Bertelsen had ruffled the feathers of London retailers in building his store portfolio. Designer indie Browns had sold Giorgio Armani for 10 years before Bertelsen won exclusivity on the brand by striking a deal to open a Giorgio Armani store on Bond Street, while retailers that had successfully sold the Krizia label were then told that only Harvey Nichols and Bertelsen’s new Gallery 28 store, due to open on Brook Street at the end of July, would be the only UK stockists.
The June 6 1959 issue of Menswear (later incorporated into Drapers) hailed Marks & Spencer’s invention of a new finish on wool cloths that would allow a durable crease to be put on men’s trousers without the use of chemicals.
M&S created the method in conjunction with Proban, a subsidiary of The Bradford Dyers’ Association, which hoped to license it to other cloth finishers under the name Immacula.
Australian firm CSIRO invented the Si-Ro-Set process in 1957, allowing the permanent creation of pleats using chemicals at the “making up stage” of production. However, M&S and Proban hoped the chemical-free nature of Immacula, and the fact that it could be applied by the use of ordinary steam presses at the finishing stage of production, would hand it an advantage over Si-Ro-Set.
Also arousing interest this week was the opening of menswear retailer Mensfayre at Station Bridge in Ilford, Essex. After deciding that men were put off from making a purchase when unable to immediately see the item they required, Mensfayre dreamt up the ploy of putting “practically every item of stock on display”, merchandised according to price and size.
The “merrie month of May” passed by without the “London season” regaining any of its pre-First World War splendour, wrote Drapers on June 4 1921, as it lamented “the industrial changes” and the changing of the old order, meaning that “those who used to make the London season no longer come.”

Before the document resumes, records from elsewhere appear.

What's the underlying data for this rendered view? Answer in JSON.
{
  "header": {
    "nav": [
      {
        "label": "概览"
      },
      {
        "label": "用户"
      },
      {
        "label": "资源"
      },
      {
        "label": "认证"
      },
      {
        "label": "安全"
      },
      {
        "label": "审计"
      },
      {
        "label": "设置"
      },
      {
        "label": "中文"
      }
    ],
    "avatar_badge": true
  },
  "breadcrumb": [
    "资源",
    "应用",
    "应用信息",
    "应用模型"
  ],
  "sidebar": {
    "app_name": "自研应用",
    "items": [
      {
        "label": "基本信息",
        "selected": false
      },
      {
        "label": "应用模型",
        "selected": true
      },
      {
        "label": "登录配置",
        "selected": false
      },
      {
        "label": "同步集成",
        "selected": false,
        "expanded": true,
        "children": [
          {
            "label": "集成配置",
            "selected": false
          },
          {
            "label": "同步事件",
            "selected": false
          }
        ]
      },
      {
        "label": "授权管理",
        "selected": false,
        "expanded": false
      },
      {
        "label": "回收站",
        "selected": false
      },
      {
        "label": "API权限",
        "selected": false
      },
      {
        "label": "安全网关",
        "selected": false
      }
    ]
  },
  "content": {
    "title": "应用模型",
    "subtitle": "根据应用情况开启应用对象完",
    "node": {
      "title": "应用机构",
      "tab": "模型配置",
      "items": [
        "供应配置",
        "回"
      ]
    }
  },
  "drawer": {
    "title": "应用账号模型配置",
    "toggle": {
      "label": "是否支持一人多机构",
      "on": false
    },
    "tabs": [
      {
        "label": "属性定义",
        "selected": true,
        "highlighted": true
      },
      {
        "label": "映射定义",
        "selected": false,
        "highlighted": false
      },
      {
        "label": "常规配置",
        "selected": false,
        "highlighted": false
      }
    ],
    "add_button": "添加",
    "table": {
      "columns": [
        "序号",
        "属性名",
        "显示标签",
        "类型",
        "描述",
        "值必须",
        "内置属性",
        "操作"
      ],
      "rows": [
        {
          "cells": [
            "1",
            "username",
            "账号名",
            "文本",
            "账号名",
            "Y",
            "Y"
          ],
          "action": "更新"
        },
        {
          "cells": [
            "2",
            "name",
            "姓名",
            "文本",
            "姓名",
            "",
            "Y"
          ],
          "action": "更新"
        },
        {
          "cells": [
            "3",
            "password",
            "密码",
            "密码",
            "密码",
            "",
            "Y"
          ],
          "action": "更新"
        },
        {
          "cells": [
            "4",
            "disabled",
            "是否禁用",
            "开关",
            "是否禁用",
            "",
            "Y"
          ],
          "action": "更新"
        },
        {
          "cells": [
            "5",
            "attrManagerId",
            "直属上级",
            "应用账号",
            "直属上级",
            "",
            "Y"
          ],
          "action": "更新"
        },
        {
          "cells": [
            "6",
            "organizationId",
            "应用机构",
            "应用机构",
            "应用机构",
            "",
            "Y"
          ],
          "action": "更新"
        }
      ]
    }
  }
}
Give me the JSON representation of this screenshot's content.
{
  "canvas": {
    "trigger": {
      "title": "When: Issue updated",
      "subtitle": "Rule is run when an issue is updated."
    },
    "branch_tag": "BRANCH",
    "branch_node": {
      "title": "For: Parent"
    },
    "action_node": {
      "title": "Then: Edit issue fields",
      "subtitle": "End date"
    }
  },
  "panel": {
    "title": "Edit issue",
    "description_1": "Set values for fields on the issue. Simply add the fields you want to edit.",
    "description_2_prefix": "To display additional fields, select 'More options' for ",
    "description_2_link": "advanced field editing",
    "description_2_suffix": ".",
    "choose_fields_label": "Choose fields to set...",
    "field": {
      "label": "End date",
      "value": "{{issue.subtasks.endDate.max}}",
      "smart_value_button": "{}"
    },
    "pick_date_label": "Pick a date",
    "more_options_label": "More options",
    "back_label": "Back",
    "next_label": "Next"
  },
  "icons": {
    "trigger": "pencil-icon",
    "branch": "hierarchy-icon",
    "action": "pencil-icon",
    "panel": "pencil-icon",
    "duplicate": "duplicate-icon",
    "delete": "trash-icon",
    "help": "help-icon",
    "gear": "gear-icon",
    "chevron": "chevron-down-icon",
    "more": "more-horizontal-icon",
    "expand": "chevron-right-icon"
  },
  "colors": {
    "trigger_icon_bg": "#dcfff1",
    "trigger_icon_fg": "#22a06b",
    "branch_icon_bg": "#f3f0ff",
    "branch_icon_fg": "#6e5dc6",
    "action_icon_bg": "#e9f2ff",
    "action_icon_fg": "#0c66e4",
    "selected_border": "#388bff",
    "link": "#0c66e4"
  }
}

However, amid the gloom, Drapers cast an eye over what womenswear trends the city did have to offer. With the events season on the horizon, frocks for Ascot were using painted georgette, usually blue or grey with yellow, blue or pink florals. Lace was also prominent.
“Charming frocks” were also spotted among the London theatre set, with skirts falling in deep, graceful points, while hats included a new wide-brimmed shape.
Causing anger in this week’s issue was Royal Mail, which announced price increases. Drapers complained that this was due to “the combined effect of inefficiency, extravagance, lack of enterprise, and gross mismanagement.”
The Royal Mail’s monopoly on postal services was part of the problem. “If the business it conducts was open to competition we think the public would soon be provided with cheaper and better facilities. Only a monopolist can wipe out deficiencies by the simple process of raising prices.”